They say anything can happen on stage - that's one of the thrills of watching a performance unfold live, right in front of you. Well, I decided to add some seat-selection drama to the mix.
I just bought a ticket for the Sunday matinee of How Shakespeare Won the West, at the Huntington Theatre Company in Boston. Usually, I go online and get the best available seat in the center orchestra. (I like to be as close as possible). But when the best available seat came up in Row A for $77.50, I did pause.
Yeah, I could afford it, and I've spent that much on a couple of shows at the Huntington. Plus, I routinely pay over $100 apiece for Broadway tickets. But I don't go to New York very often and my traveling dates aren't very flexible. When I do go, I know the shows I want to see and I don't want to take any chances on a lottery or just drop by the TKTS booth to see what's available at a reduced price. It's my vacation, you know?

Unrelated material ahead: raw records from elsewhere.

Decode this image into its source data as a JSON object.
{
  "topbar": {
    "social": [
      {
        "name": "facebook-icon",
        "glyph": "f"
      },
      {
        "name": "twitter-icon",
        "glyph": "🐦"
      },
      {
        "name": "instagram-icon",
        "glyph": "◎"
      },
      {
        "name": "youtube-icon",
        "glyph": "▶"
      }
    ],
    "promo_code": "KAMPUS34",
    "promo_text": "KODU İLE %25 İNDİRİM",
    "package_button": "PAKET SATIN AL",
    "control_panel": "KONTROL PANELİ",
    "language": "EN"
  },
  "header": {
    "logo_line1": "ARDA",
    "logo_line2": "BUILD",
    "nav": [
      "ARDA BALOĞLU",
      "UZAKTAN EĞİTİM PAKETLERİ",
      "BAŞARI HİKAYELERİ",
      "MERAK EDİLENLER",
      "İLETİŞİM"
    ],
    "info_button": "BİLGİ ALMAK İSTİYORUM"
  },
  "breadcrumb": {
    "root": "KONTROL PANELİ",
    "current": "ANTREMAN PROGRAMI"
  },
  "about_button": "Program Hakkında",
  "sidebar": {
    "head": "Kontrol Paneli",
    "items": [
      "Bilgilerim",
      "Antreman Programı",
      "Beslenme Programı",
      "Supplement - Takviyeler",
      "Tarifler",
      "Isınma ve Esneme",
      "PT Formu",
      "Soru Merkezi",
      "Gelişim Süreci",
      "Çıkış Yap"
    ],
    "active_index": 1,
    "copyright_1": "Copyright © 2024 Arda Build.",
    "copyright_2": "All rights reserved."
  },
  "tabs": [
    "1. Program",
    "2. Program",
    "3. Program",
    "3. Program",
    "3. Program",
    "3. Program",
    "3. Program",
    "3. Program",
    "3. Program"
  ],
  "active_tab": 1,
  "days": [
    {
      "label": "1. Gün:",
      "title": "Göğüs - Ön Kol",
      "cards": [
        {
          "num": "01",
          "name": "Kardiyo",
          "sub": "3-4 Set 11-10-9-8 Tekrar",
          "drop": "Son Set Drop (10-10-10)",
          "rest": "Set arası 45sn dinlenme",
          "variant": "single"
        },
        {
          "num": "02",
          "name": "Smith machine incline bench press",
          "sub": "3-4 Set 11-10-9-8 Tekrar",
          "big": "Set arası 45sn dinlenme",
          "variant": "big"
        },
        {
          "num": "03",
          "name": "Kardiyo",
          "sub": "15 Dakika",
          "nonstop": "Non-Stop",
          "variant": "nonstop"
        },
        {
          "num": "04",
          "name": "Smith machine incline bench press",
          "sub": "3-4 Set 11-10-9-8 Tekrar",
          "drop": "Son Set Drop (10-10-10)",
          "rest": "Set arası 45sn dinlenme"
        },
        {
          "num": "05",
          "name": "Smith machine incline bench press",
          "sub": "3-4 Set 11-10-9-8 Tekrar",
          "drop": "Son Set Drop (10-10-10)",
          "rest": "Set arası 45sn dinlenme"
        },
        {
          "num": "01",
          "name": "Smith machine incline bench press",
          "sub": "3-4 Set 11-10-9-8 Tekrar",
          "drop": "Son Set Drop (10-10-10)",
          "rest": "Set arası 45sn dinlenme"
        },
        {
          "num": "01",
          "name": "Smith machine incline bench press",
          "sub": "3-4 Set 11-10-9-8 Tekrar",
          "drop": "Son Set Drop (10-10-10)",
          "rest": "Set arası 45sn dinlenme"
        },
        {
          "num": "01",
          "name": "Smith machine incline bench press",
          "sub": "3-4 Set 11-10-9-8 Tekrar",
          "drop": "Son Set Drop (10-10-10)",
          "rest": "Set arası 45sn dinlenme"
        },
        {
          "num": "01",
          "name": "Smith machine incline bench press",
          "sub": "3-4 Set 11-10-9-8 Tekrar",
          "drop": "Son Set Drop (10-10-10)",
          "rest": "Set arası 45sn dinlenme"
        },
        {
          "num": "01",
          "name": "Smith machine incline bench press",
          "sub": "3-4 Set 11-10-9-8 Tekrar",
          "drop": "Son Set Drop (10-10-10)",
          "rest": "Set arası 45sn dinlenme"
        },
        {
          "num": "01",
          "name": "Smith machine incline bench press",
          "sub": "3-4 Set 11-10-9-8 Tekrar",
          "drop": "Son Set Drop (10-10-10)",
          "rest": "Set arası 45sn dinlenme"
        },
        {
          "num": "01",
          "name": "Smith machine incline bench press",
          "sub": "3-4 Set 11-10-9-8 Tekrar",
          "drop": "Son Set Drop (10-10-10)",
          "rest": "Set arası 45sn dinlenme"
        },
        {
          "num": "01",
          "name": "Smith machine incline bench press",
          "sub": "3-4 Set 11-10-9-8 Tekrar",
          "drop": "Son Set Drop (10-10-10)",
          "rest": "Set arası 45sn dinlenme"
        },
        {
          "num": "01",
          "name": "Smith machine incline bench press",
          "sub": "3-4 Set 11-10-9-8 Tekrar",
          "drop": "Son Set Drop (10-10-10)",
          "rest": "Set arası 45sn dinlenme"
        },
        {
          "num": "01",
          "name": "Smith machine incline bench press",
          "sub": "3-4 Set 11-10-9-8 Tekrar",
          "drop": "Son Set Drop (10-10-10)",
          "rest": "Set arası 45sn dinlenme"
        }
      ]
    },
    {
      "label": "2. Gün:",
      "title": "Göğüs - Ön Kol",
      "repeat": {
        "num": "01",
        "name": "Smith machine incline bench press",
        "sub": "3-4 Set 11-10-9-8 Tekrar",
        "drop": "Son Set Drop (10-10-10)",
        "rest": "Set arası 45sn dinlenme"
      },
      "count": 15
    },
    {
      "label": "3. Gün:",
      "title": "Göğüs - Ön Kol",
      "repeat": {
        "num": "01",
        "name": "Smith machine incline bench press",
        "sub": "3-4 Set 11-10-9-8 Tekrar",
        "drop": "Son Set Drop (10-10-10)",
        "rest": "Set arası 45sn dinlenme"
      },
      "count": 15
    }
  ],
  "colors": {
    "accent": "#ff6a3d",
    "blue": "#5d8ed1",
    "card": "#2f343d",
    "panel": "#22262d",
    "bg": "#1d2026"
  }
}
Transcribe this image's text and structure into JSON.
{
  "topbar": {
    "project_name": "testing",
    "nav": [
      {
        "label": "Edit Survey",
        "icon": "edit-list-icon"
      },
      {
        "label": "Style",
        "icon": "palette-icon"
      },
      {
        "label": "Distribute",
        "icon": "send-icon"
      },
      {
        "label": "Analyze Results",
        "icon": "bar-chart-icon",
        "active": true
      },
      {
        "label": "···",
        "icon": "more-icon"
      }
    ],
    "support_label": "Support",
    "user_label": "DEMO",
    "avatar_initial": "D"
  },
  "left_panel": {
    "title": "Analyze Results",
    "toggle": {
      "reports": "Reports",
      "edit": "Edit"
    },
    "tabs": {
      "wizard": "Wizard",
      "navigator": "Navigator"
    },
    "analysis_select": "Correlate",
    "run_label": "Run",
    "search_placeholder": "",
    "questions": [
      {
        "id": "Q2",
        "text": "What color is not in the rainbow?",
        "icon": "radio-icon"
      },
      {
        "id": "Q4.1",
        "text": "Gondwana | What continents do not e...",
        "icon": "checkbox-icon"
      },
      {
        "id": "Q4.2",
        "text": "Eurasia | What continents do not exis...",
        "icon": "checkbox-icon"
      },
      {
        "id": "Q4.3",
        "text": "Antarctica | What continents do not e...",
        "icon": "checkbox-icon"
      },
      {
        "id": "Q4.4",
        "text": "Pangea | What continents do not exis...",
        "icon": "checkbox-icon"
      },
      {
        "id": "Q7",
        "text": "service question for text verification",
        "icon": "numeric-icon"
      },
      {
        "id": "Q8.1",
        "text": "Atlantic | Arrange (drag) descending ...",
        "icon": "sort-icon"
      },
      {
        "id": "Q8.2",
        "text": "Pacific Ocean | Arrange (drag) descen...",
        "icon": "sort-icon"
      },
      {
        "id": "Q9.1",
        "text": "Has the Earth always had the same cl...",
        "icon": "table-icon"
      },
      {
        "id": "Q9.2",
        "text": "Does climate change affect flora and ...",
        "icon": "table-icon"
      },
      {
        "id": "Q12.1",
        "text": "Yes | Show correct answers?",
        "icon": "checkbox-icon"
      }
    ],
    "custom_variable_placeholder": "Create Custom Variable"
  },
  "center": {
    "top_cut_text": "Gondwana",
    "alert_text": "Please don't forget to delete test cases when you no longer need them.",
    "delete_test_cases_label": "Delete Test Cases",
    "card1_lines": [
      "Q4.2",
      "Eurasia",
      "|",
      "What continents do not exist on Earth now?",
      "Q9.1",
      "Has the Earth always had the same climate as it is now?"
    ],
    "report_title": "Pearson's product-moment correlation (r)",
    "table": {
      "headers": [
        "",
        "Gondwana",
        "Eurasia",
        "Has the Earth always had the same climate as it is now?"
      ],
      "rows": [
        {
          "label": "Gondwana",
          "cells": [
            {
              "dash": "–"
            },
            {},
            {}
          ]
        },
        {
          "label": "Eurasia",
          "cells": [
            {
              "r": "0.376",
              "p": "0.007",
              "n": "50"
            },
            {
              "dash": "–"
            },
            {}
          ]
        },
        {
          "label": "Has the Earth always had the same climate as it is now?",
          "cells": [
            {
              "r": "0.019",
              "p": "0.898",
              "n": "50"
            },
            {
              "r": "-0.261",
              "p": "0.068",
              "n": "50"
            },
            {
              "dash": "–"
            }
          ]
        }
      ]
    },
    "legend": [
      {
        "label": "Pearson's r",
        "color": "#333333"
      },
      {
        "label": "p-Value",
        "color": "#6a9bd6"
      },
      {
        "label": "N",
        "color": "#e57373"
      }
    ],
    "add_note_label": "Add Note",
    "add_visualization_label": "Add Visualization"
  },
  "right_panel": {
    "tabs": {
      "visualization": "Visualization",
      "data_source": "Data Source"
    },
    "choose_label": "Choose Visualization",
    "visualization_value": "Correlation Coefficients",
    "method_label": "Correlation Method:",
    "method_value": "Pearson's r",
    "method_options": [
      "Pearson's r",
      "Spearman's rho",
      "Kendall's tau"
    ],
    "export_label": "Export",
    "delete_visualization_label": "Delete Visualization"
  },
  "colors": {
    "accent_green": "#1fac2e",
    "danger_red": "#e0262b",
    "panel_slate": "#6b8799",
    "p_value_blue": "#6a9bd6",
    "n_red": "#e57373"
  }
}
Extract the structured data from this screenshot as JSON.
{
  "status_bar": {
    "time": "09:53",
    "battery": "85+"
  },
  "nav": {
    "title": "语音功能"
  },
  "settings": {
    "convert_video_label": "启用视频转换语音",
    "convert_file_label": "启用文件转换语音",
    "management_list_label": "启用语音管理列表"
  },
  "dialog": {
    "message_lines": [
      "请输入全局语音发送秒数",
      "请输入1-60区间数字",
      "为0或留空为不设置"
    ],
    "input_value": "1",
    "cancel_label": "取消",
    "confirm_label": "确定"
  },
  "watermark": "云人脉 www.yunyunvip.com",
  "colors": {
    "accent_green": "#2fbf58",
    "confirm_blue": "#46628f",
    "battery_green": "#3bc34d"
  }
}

(Not that I'm adverse to getting a discount ticket for a Broadway show, of course, especially as my New York trips become more than a once-in-a-lifetime thing. I did buy a reduced-price ticket once through Playbill. It was for Passing Strange, which, sadly, could have used the full price. I got a great seat for about $60 in the Belasco Theatre's intimate orchestra section.)
But when I see a show in Providence or Boston and my dates are more flexible, I do like to hunt around for a discount. For shows at Trinity Repertory Company, I routinely get the $15 rush ticket, available at the box office a couple hours before the show. It's a great deal - Trinity's two theatres are both pretty small, so you get a good seat no matter where you sit.
And something about that $77.50 just rankled me. I'd noticed a link for BosTix on Hub Arts, a Boston-based arts and culture blog. I decided what the heck, I'll try it. I always thought that you could only buy same-day, half-price tickets and you actually had to go to a BosTix booth to get them. But it turns out that for some shows, you can go online and buy tickets in advance.
So I registered and got a ticket for How Shakespeare Won the West for $32.50 - less than half price! The rub is, I have no idea where I'll be sitting. I guess I have to print out the ticket confirmation e-mail and bring it with me to the theatre.
My ticket is supposed to be "best available." So if there's one seat left in the orchestra section, do I get it? (And really, isn't there always that one seat left?) Or will I be relegated to the "best available" in the mezzanine or balcony? I don't know. It adds a little bit of drama to the drama of the play. I'll report back after the show. The Huntington isn't an especially huge place and I figure my seat can't be that bad.
Not every performance of every show is available at BosTix. I could only find one performance on sale for Follies at Boston's Lyric Stage Company, and it wasn't on a day when I could go. I may have to pay full price for that one.
But I'll keep looking around. I know Theatermania and Goldstar have discount theatre tickets for Boston shows. I haven't used either one of them yet, so I'm not exactly sure how they work. Along with BosTix, they may be a good alternatives to simply logging in online and saying, give me the most expensive ticket you have.
So, I may regret my decision come Sunday, but for today, I feel like a savvy theatre shopper.